The Senegalese government is launching the construction of the Mamelles desalination plant near the capital Dakar. The project has been heavily criticised for its cost and its predictable impact on the coastal environment.
The president of the republic of Senegal, Macky Sall, recently launched the construction of the Mamelles seawater desalination plant near Dakar. The project, which is necessary for the supply of drinking water to the Senegalese capital, is being carried out by the Société nationale des eaux du Sénégal (SONES) in partnership with the Japanese group Nippon Koei.
The Mamelles area, which is now living at the rhythm of the work, extends over two conical volcanic hills located on the Cape Verde peninsula, in Ouakam, one of the 19 Divisional councils of Dakar. Overall, the SONES project involves the construction of a desalination plant on the southern side of the two hills. The plant, which will treat sea water using the reverse osmosis process, will be capable of supplying 50,000 m3 of drinking water per day, expandable to 100,000 m3.
Among the facilities planned for this drinking water supply project are a sea water intake, as well as a pipeline for the discharge of waste (brine) from the water desalination process. SONES also plans to build a pumping station for the treated water and to lay a 13.5 km pipeline to connect the station to the Dakar drinking water network.
In the Senegalese capital, SONES will rehabilitate the distribution network and delimit the zones of influence of the distribution and storage reservoirs in order to improve the network’s efficiency. The work will therefore involve the renewal of at least 243 km of pipes. But this plant, the first of its kind to be built in Senegal, is strongly criticised, firstly because of its cost, 137 billion CFA francs (nearly 209 million euros).
The feared impact on the environment
The Mamelles desalination project is financed to the tune of 27.4 billion yen (nearly 200 million euros) via a loan from the Japan International Cooperation Agency (JICA) granted since 2016. The project is also contested for its impact on the coastal environment. The protest is led by fishermen and civil society organisations (CSOs) such as the citizen movement “Y en a marre”.

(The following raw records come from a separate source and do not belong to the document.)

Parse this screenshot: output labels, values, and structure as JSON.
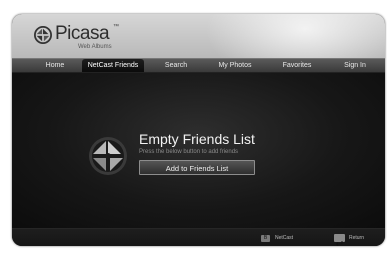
{
  "logo": {
    "word": "Picasa",
    "tm": "™",
    "sub": "Web Albums"
  },
  "nav": {
    "tabs": [
      {
        "label": "Home"
      },
      {
        "label": "NetCast Friends"
      },
      {
        "label": "Search"
      },
      {
        "label": "My Photos"
      },
      {
        "label": "Favorites"
      },
      {
        "label": "Sign In"
      }
    ],
    "active": "NetCast Friends"
  },
  "main": {
    "title": "Empty Friends List",
    "subtitle": "Press the below button to add friends",
    "button_label": "Add to Friends List"
  },
  "footer": {
    "netcast_key": "B",
    "netcast_label": "NetCast",
    "return_label": "Return"
  },
  "colors": {
    "header": "#c8c8c8",
    "nav_bar": "#4a4a4a",
    "background": "#151515",
    "text": "#f2f2f2"
  },
  "icons": [
    "picasa-logo-icon",
    "return-icon"
  ]
}
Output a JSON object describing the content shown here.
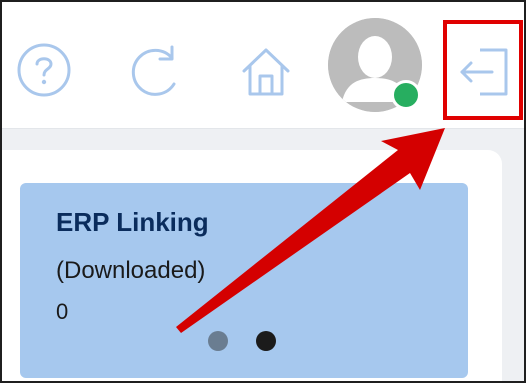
{
  "header": {
    "icons": {
      "help": "question-circle-icon",
      "refresh": "refresh-icon",
      "home": "home-icon",
      "avatar": "user-avatar-icon",
      "logout": "logout-icon"
    },
    "colors": {
      "icon_blue": "#a9c7ec",
      "status_online": "#27ae60",
      "highlight_red": "#e00000"
    }
  },
  "card": {
    "title": "ERP Linking",
    "subtitle": "(Downloaded)",
    "count": "0",
    "background": "#a6c8ee"
  },
  "carousel": {
    "pages": 2,
    "active_page": 2
  }
}
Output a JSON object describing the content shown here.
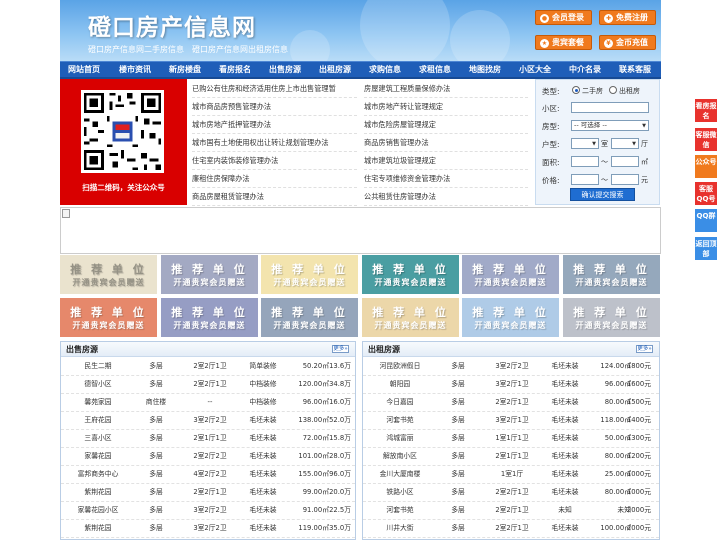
{
  "header": {
    "title": "磴口房产信息网",
    "subtitle": "磴口房产信息网二手房信息　磴口房产信息网出租房信息",
    "buttons": [
      {
        "label": "会员登录",
        "icon": "user-icon"
      },
      {
        "label": "免费注册",
        "icon": "register-icon"
      },
      {
        "label": "贵宾套餐",
        "icon": "vip-icon"
      },
      {
        "label": "金币充值",
        "icon": "coin-icon"
      }
    ]
  },
  "nav": [
    "网站首页",
    "楼市资讯",
    "新房楼盘",
    "看房报名",
    "出售房源",
    "出租房源",
    "求购信息",
    "求租信息",
    "地图找房",
    "小区大全",
    "中介名录",
    "联系客服"
  ],
  "qr": {
    "caption": "扫描二维码，关注公众号"
  },
  "news": {
    "left": [
      "已购公有住房和经济适用住房上市出售管理暂",
      "城市商品房预售管理办法",
      "城市房地产抵押管理办法",
      "城市国有土地使用权出让转让规划管理办法",
      "住宅室内装饰装修管理办法",
      "廉租住房保障办法",
      "商品房屋租赁管理办法"
    ],
    "right": [
      "房屋建筑工程质量保修办法",
      "城市房地产转让管理规定",
      "城市危险房屋管理规定",
      "商品房销售管理办法",
      "城市建筑垃圾管理规定",
      "住宅专项维修资金管理办法",
      "公共租赁住房管理办法"
    ]
  },
  "search": {
    "type_label": "类型:",
    "type_options": [
      "二手房",
      "出租房"
    ],
    "community_label": "小区:",
    "housetype_label": "房型:",
    "housetype_value": "-- 可选择 --",
    "layout_label": "户型:",
    "room_unit": "室",
    "hall_unit": "厅",
    "area_label": "面积:",
    "area_unit": "㎡",
    "range_sep": "〜",
    "price_label": "价格:",
    "price_unit": "元",
    "submit": "确认提交搜索"
  },
  "ad_slots": {
    "title": "推 荐 单 位",
    "sub": "开通贵宾会员赠送"
  },
  "sale": {
    "title": "出售房源",
    "more": "更多»",
    "rows": [
      [
        "民生二期",
        "多层",
        "2室2厅1卫",
        "简单装修",
        "50.20㎡",
        "13.6万"
      ],
      [
        "德智小区",
        "多层",
        "2室2厅1卫",
        "中档装修",
        "120.00㎡",
        "34.8万"
      ],
      [
        "馨苑家园",
        "商住楼",
        "--",
        "中档装修",
        "96.00㎡",
        "16.0万"
      ],
      [
        "王府花园",
        "多层",
        "3室2厅2卫",
        "毛坯未装",
        "138.00㎡",
        "52.0万"
      ],
      [
        "三喜小区",
        "多层",
        "2室1厅1卫",
        "毛坯未装",
        "72.00㎡",
        "15.8万"
      ],
      [
        "家馨花园",
        "多层",
        "2室2厅2卫",
        "毛坯未装",
        "101.00㎡",
        "28.0万"
      ],
      [
        "富邦商务中心",
        "多层",
        "4室2厅2卫",
        "毛坯未装",
        "155.00㎡",
        "96.0万"
      ],
      [
        "紫荆花园",
        "多层",
        "2室2厅1卫",
        "毛坯未装",
        "99.00㎡",
        "20.0万"
      ],
      [
        "家馨花园小区",
        "多层",
        "3室2厅2卫",
        "毛坯未装",
        "91.00㎡",
        "22.5万"
      ],
      [
        "紫荆花园",
        "多层",
        "3室2厅2卫",
        "毛坯未装",
        "119.00㎡",
        "35.0万"
      ]
    ]
  },
  "rent": {
    "title": "出租房源",
    "more": "更多»",
    "rows": [
      [
        "河昆欧洲假日",
        "多层",
        "3室2厅2卫",
        "毛坯未装",
        "124.00㎡",
        "1800元"
      ],
      [
        "朝阳园",
        "多层",
        "3室2厅1卫",
        "毛坯未装",
        "96.00㎡",
        "1600元"
      ],
      [
        "今日嘉园",
        "多层",
        "2室2厅1卫",
        "毛坯未装",
        "80.00㎡",
        "1500元"
      ],
      [
        "河套书苑",
        "多层",
        "3室2厅1卫",
        "毛坯未装",
        "118.00㎡",
        "1400元"
      ],
      [
        "鸿城富丽",
        "多层",
        "1室1厅1卫",
        "毛坯未装",
        "50.00㎡",
        "1300元"
      ],
      [
        "解放南小区",
        "多层",
        "2室1厅1卫",
        "毛坯未装",
        "80.00㎡",
        "1200元"
      ],
      [
        "金川大厦南楼",
        "多层",
        "1室1厅",
        "毛坯未装",
        "25.00㎡",
        "1000元"
      ],
      [
        "铁路小区",
        "多层",
        "2室2厅1卫",
        "毛坯未装",
        "80.00㎡",
        "1000元"
      ],
      [
        "河套书苑",
        "多层",
        "2室2厅1卫",
        "未知",
        "未知",
        "2000元"
      ],
      [
        "川井大街",
        "多层",
        "2室2厅1卫",
        "毛坯未装",
        "100.00㎡",
        "2000元"
      ]
    ]
  },
  "side": [
    "看房报名",
    "客服微信",
    "公众号",
    "客服QQ号",
    "QQ群",
    "返回顶部"
  ]
}
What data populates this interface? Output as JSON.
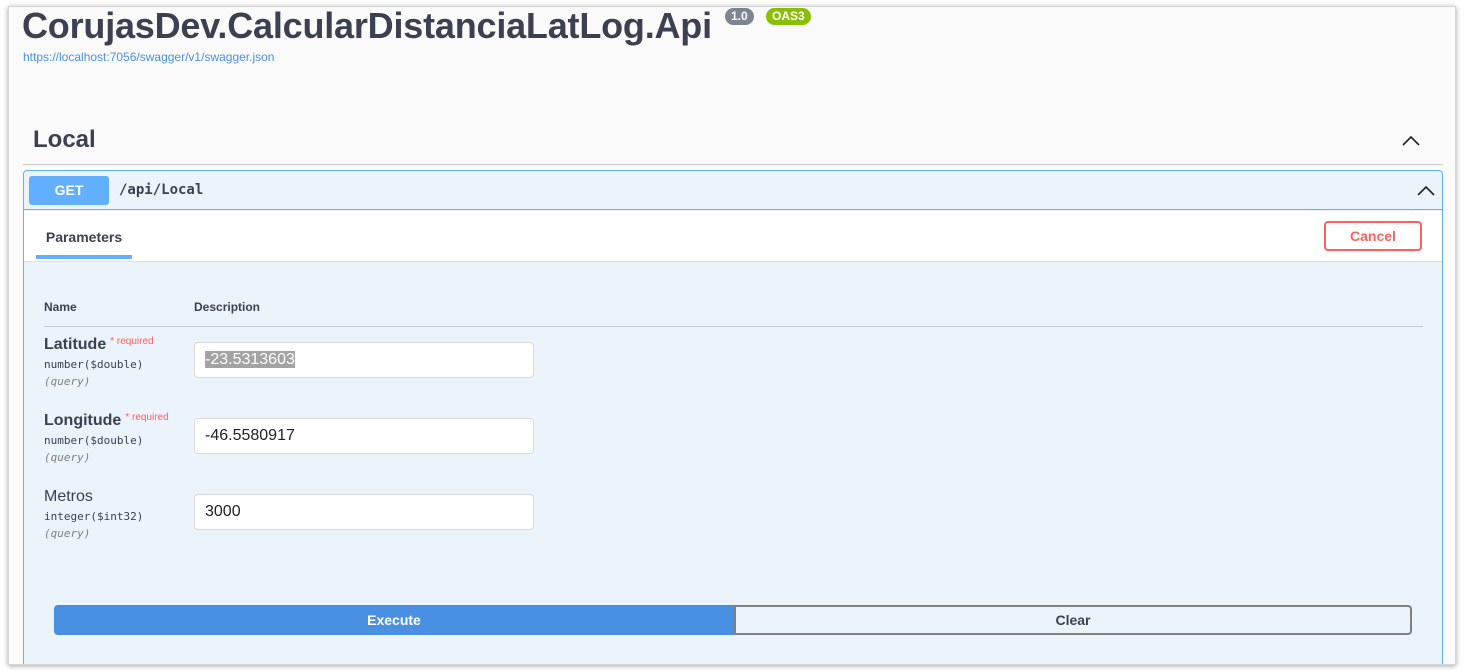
{
  "header": {
    "title": "CorujasDev.CalcularDistanciaLatLog.Api",
    "version_badge": "1.0",
    "oas_badge": "OAS3",
    "spec_url": "https://localhost:7056/swagger/v1/swagger.json"
  },
  "tag": {
    "name": "Local",
    "chevron_icon": "chevron-up-icon"
  },
  "operation": {
    "method": "GET",
    "path": "/api/Local",
    "chevron_icon": "chevron-up-icon",
    "tab_label": "Parameters",
    "cancel_label": "Cancel",
    "columns": {
      "name": "Name",
      "description": "Description"
    },
    "params": [
      {
        "name": "Latitude",
        "required_label": "* required",
        "type": "number($double)",
        "location": "(query)",
        "value": "-23.5313603"
      },
      {
        "name": "Longitude",
        "required_label": "* required",
        "type": "number($double)",
        "location": "(query)",
        "value": "-46.5580917"
      },
      {
        "name": "Metros",
        "type": "integer($int32)",
        "location": "(query)",
        "value": "3000"
      }
    ],
    "execute_label": "Execute",
    "clear_label": "Clear"
  },
  "colors": {
    "get_accent": "#61affe",
    "execute": "#4990e2",
    "cancel": "#ff6060",
    "oas_badge": "#89bf04",
    "version_badge": "#7d8492"
  }
}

“This factory will contaminate the aquatic fauna. It is built on one of the few remaining beaches in Dakar whose coastline is privatised. The sellers of sweets, fish and art objects and the businesses on this beach will stop their activities,” laments Cyril Touré, a member of this well-known movement in Dakar. The fishermen are especially worried about the impact of the brine on the fish. For the record, brine is water with a high salt concentration, often discharged at very high temperatures. If not properly controlled, these discharges can affect the marine biodiversity of coastal areas.